Aim of the task
The records below hold pictures; please leave those out and retype the rest exactly.

Data listing

[Start of section]

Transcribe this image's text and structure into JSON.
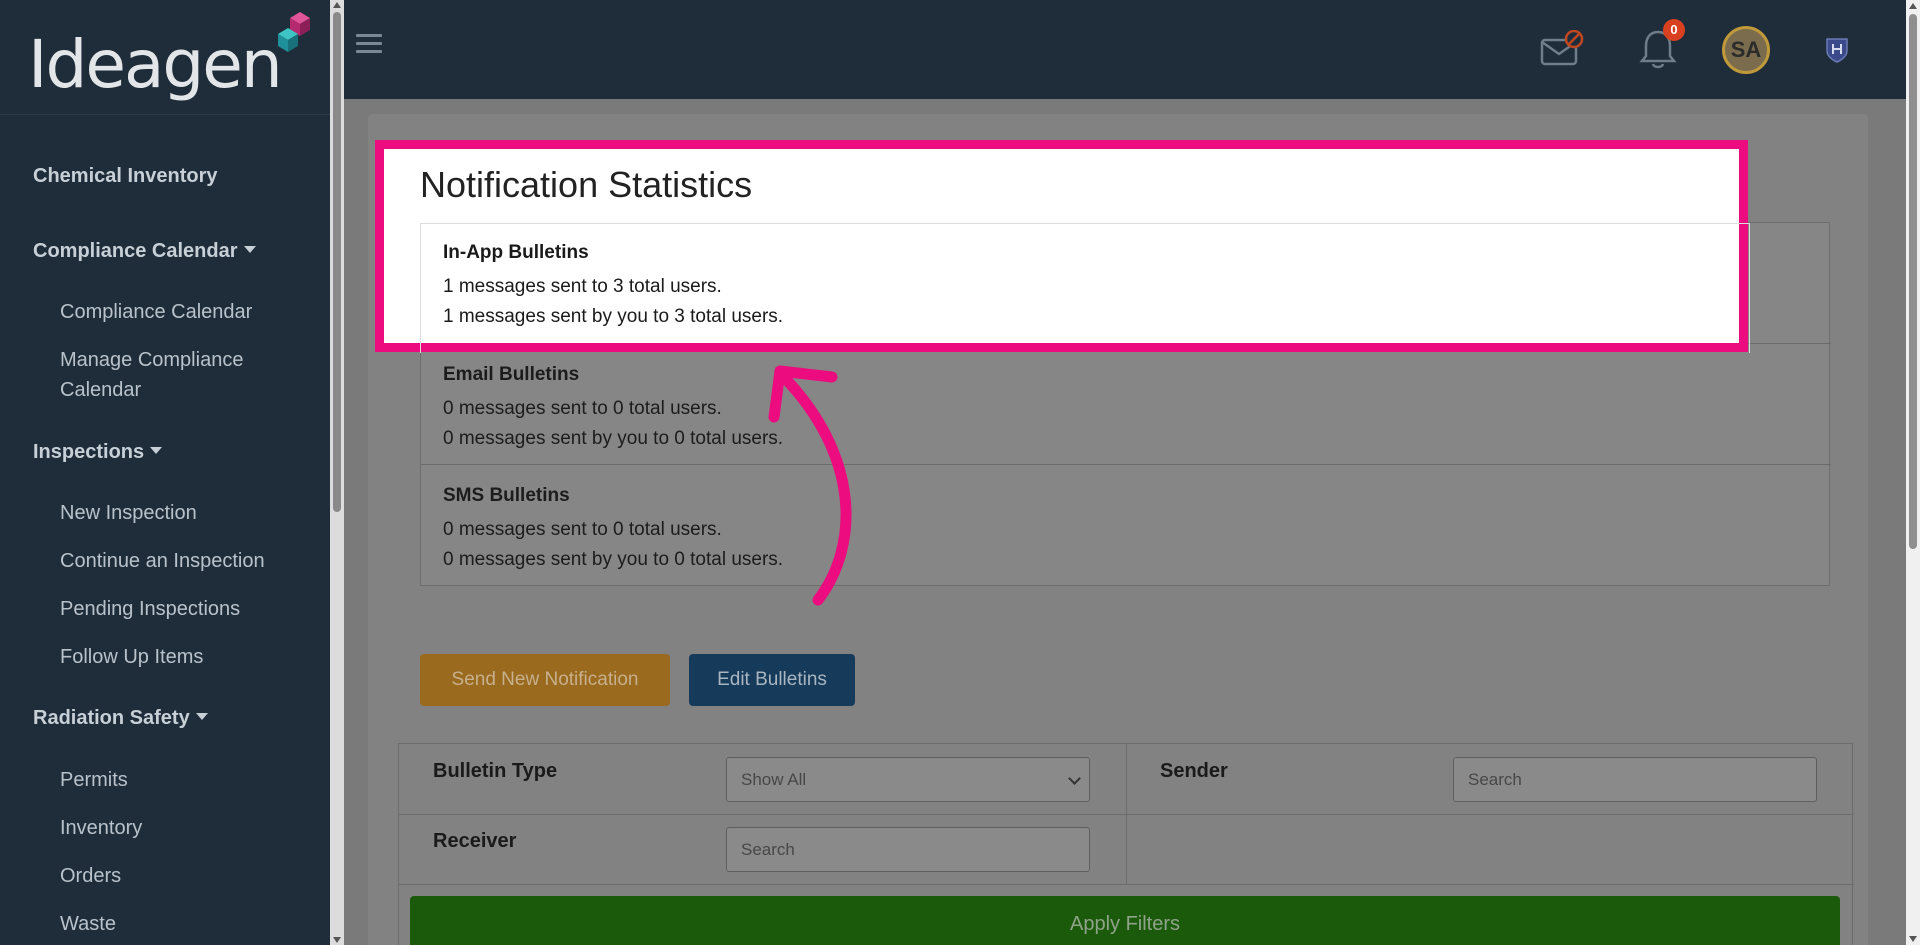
{
  "app": {
    "logo_text": "Ideagen"
  },
  "sidebar": {
    "sections": [
      {
        "label": "Chemical Inventory"
      },
      {
        "label": "Compliance Calendar",
        "items": [
          "Compliance Calendar",
          "Manage Compliance Calendar"
        ]
      },
      {
        "label": "Inspections",
        "items": [
          "New Inspection",
          "Continue an Inspection",
          "Pending Inspections",
          "Follow Up Items"
        ]
      },
      {
        "label": "Radiation Safety",
        "items": [
          "Permits",
          "Inventory",
          "Orders",
          "Waste"
        ]
      }
    ]
  },
  "topbar": {
    "notification_count": "0",
    "avatar_initials": "SA",
    "icons": [
      "menu-icon",
      "mail-blocked-icon",
      "bell-icon",
      "avatar",
      "profile-logo-icon"
    ]
  },
  "stats": {
    "title": "Notification Statistics",
    "rows": [
      {
        "title": "In-App Bulletins",
        "line1": "1 messages sent to 3 total users.",
        "line2": "1 messages sent by you to 3 total users."
      },
      {
        "title": "Email Bulletins",
        "line1": "0 messages sent to 0 total users.",
        "line2": "0 messages sent by you to 0 total users."
      },
      {
        "title": "SMS Bulletins",
        "line1": "0 messages sent to 0 total users.",
        "line2": "0 messages sent by you to 0 total users."
      }
    ]
  },
  "actions": {
    "send_label": "Send New Notification",
    "edit_label": "Edit Bulletins"
  },
  "filters": {
    "bulletin_type_label": "Bulletin Type",
    "bulletin_type_value": "Show All",
    "sender_label": "Sender",
    "sender_placeholder": "Search",
    "receiver_label": "Receiver",
    "receiver_placeholder": "Search",
    "apply_label": "Apply Filters"
  },
  "colors": {
    "highlight": "#ec0c7f",
    "orange_button": "#e8971f",
    "blue_button": "#1f6fb2",
    "apply_button": "#2f8c12"
  }
}
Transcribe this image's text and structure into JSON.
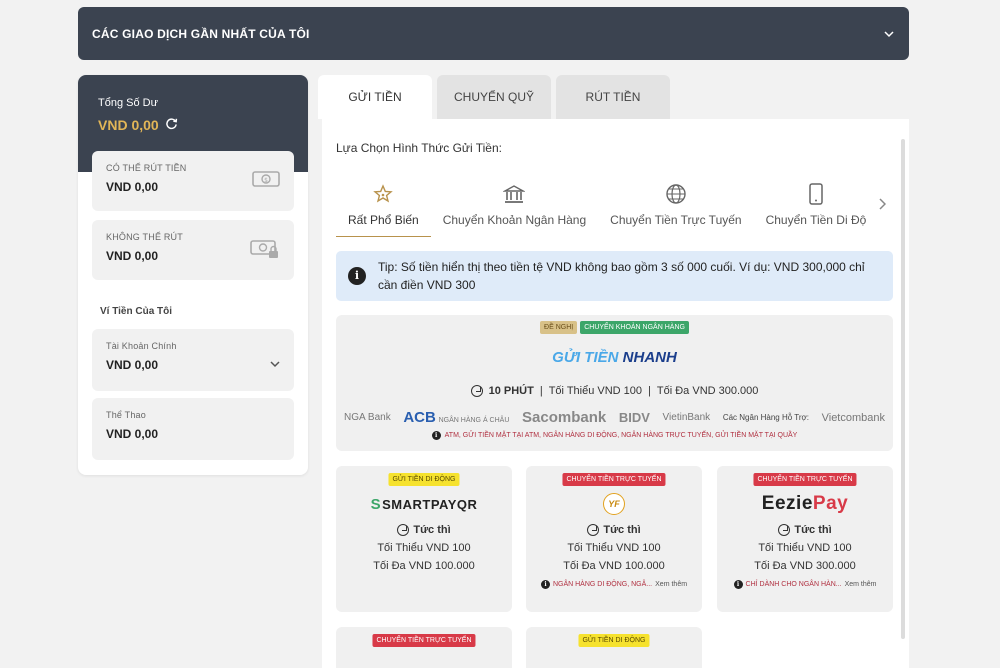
{
  "topbar": {
    "title": "CÁC GIAO DỊCH GẦN NHẤT CỦA TÔI"
  },
  "balance": {
    "label": "Tổng Số Dư",
    "value": "VND  0,00",
    "withdrawable": {
      "label": "CÓ THỂ RÚT TIỀN",
      "value": "VND  0,00"
    },
    "non_withdrawable": {
      "label": "KHÔNG THỂ RÚT",
      "value": "VND  0,00"
    }
  },
  "wallets": {
    "title": "Ví Tiền Của Tôi",
    "main": {
      "label": "Tài Khoản Chính",
      "value": "VND  0,00"
    },
    "sports": {
      "label": "Thể Thao",
      "value": "VND  0,00"
    }
  },
  "tabs": [
    {
      "label": "GỬI TIỀN",
      "active": true
    },
    {
      "label": "CHUYỂN QUỸ",
      "active": false
    },
    {
      "label": "RÚT TIỀN",
      "active": false
    }
  ],
  "deposit": {
    "section_title": "Lựa Chọn Hình Thức Gửi Tiền:",
    "methods": [
      {
        "label": "Rất Phổ Biến",
        "icon": "star-icon"
      },
      {
        "label": "Chuyển Khoản Ngân Hàng",
        "icon": "bank-icon"
      },
      {
        "label": "Chuyển Tiền Trực Tuyến",
        "icon": "globe-icon"
      },
      {
        "label": "Chuyển Tiền Di Độ",
        "icon": "phone-icon"
      }
    ],
    "tip": "Tip: Số tiền hiển thị theo tiền tệ VND không bao gồm 3 số 000 cuối. Ví dụ: VND 300,000 chỉ cần điền VND 300",
    "promo": {
      "badge_recommend": "ĐỀ NGHỊ",
      "badge_type": "CHUYỂN KHOẢN NGÂN HÀNG",
      "logo_a": "GỬI TIỀN",
      "logo_b": "NHANH",
      "time": "10 PHÚT",
      "min": "Tối Thiểu VND 100",
      "max": "Tối Đa VND 300.000",
      "sep": "|",
      "banks": [
        "NGA Bank",
        "ACB",
        "NGÂN HÀNG Á CHÂU",
        "Sacombank",
        "BIDV",
        "VietinBank",
        "Các Ngân Hàng Hỗ Trợ:",
        "Vietcombank"
      ],
      "note": "ATM, GỬI TIỀN MẶT TẠI ATM, NGÂN HÀNG DI ĐỘNG, NGÂN HÀNG TRỰC TUYẾN, GỬI TIỀN MẶT TẠI QUẦY"
    },
    "providers": [
      {
        "badge": "GỬI TIỀN DI ĐỘNG",
        "logo": "SMARTPAYQR",
        "time": "Tức thì",
        "min": "Tối Thiểu VND 100",
        "max": "Tối Đa VND 100.000",
        "note": "",
        "more": ""
      },
      {
        "badge": "CHUYỂN TIỀN TRỰC TUYẾN",
        "logo": "YF",
        "time": "Tức thì",
        "min": "Tối Thiểu VND 100",
        "max": "Tối Đa VND 100.000",
        "note": "NGÂN HÀNG DI ĐỘNG, NGÂ...",
        "more": "Xem thêm"
      },
      {
        "badge": "CHUYỂN TIỀN TRỰC TUYẾN",
        "logo_a": "Eezie",
        "logo_b": "Pay",
        "time": "Tức thì",
        "min": "Tối Thiểu VND 100",
        "max": "Tối Đa VND 300.000",
        "note": "CHỈ DÀNH CHO NGÂN HÀN...",
        "more": "Xem thêm"
      },
      {
        "badge": "CHUYỂN TIỀN TRỰC TUYẾN"
      },
      {
        "badge": "GỬI TIỀN DI ĐỘNG"
      }
    ]
  },
  "colors": {
    "header": "#3b4350",
    "gold": "#e2b657",
    "tip_bg": "#dfebf9",
    "red": "#d83a48",
    "green": "#3ca669",
    "yellow": "#f6e22e"
  }
}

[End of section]

Answer area
Transcribe this image's text and structure into JSON.
{
  "app": {
    "logo_text": "Ideagen"
  },
  "sidebar": {
    "sections": [
      {
        "label": "Chemical Inventory"
      },
      {
        "label": "Compliance Calendar",
        "items": [
          "Compliance Calendar",
          "Manage Compliance Calendar"
        ]
      },
      {
        "label": "Inspections",
        "items": [
          "New Inspection",
          "Continue an Inspection",
          "Pending Inspections",
          "Follow Up Items"
        ]
      },
      {
        "label": "Radiation Safety",
        "items": [
          "Permits",
          "Inventory",
          "Orders",
          "Waste"
        ]
      }
    ]
  },
  "topbar": {
    "notification_count": "0",
    "avatar_initials": "SA",
    "icons": [
      "menu-icon",
      "mail-blocked-icon",
      "bell-icon",
      "avatar",
      "profile-logo-icon"
    ]
  },
  "stats": {
    "title": "Notification Statistics",
    "rows": [
      {
        "title": "In-App Bulletins",
        "line1": "1 messages sent to 3 total users.",
        "line2": "1 messages sent by you to 3 total users."
      },
      {
        "title": "Email Bulletins",
        "line1": "0 messages sent to 0 total users.",
        "line2": "0 messages sent by you to 0 total users."
      },
      {
        "title": "SMS Bulletins",
        "line1": "0 messages sent to 0 total users.",
        "line2": "0 messages sent by you to 0 total users."
      }
    ]
  },
  "actions": {
    "send_label": "Send New Notification",
    "edit_label": "Edit Bulletins"
  },
  "filters": {
    "bulletin_type_label": "Bulletin Type",
    "bulletin_type_value": "Show All",
    "sender_label": "Sender",
    "sender_placeholder": "Search",
    "receiver_label": "Receiver",
    "receiver_placeholder": "Search",
    "apply_label": "Apply Filters"
  },
  "colors": {
    "highlight": "#ec0c7f",
    "orange_button": "#e8971f",
    "blue_button": "#1f6fb2",
    "apply_button": "#2f8c12"
  }
}
Transcribe this image's text and structure into JSON.
{
  "topbar": {
    "title": "CÁC GIAO DỊCH GẦN NHẤT CỦA TÔI"
  },
  "balance": {
    "label": "Tổng Số Dư",
    "value": "VND  0,00",
    "withdrawable": {
      "label": "CÓ THỂ RÚT TIỀN",
      "value": "VND  0,00"
    },
    "non_withdrawable": {
      "label": "KHÔNG THỂ RÚT",
      "value": "VND  0,00"
    }
  },
  "wallets": {
    "title": "Ví Tiền Của Tôi",
    "main": {
      "label": "Tài Khoản Chính",
      "value": "VND  0,00"
    },
    "sports": {
      "label": "Thể Thao",
      "value": "VND  0,00"
    }
  },
  "tabs": [
    {
      "label": "GỬI TIỀN",
      "active": true
    },
    {
      "label": "CHUYỂN QUỸ",
      "active": false
    },
    {
      "label": "RÚT TIỀN",
      "active": false
    }
  ],
  "deposit": {
    "section_title": "Lựa Chọn Hình Thức Gửi Tiền:",
    "methods": [
      {
        "label": "Rất Phổ Biến",
        "icon": "star-icon"
      },
      {
        "label": "Chuyển Khoản Ngân Hàng",
        "icon": "bank-icon"
      },
      {
        "label": "Chuyển Tiền Trực Tuyến",
        "icon": "globe-icon"
      },
      {
        "label": "Chuyển Tiền Di Độ",
        "icon": "phone-icon"
      }
    ],
    "tip": "Tip: Số tiền hiển thị theo tiền tệ VND không bao gồm 3 số 000 cuối. Ví dụ: VND 300,000 chỉ cần điền VND 300",
    "promo": {
      "badge_recommend": "ĐỀ NGHỊ",
      "badge_type": "CHUYỂN KHOẢN NGÂN HÀNG",
      "logo_a": "GỬI TIỀN",
      "logo_b": "NHANH",
      "time": "10 PHÚT",
      "min": "Tối Thiểu VND 100",
      "max": "Tối Đa VND 300.000",
      "sep": "|",
      "banks": [
        "NGA Bank",
        "ACB",
        "NGÂN HÀNG Á CHÂU",
        "Sacombank",
        "BIDV",
        "VietinBank",
        "Các Ngân Hàng Hỗ Trợ:",
        "Vietcombank"
      ],
      "note": "ATM, GỬI TIỀN MẶT TẠI ATM, NGÂN HÀNG DI ĐỘNG, NGÂN HÀNG TRỰC TUYẾN, GỬI TIỀN MẶT TẠI QUẦY"
    },
    "providers": [
      {
        "badge": "GỬI TIỀN DI ĐỘNG",
        "logo": "SMARTPAYQR",
        "time": "Tức thì",
        "min": "Tối Thiểu VND 100",
        "max": "Tối Đa VND 100.000",
        "note": "",
        "more": ""
      },
      {
        "badge": "CHUYỂN TIỀN TRỰC TUYẾN",
        "logo": "YF",
        "time": "Tức thì",
        "min": "Tối Thiểu VND 100",
        "max": "Tối Đa VND 100.000",
        "note": "NGÂN HÀNG DI ĐỘNG, NGÂ...",
        "more": "Xem thêm"
      },
      {
        "badge": "CHUYỂN TIỀN TRỰC TUYẾN",
        "logo_a": "Eezie",
        "logo_b": "Pay",
        "time": "Tức thì",
        "min": "Tối Thiểu VND 100",
        "max": "Tối Đa VND 300.000",
        "note": "CHỈ DÀNH CHO NGÂN HÀN...",
        "more": "Xem thêm"
      },
      {
        "badge": "CHUYỂN TIỀN TRỰC TUYẾN"
      },
      {
        "badge": "GỬI TIỀN DI ĐỘNG"
      }
    ]
  },
  "colors": {
    "header": "#3b4350",
    "gold": "#e2b657",
    "tip_bg": "#dfebf9",
    "red": "#d83a48",
    "green": "#3ca669",
    "yellow": "#f6e22e"
  }
}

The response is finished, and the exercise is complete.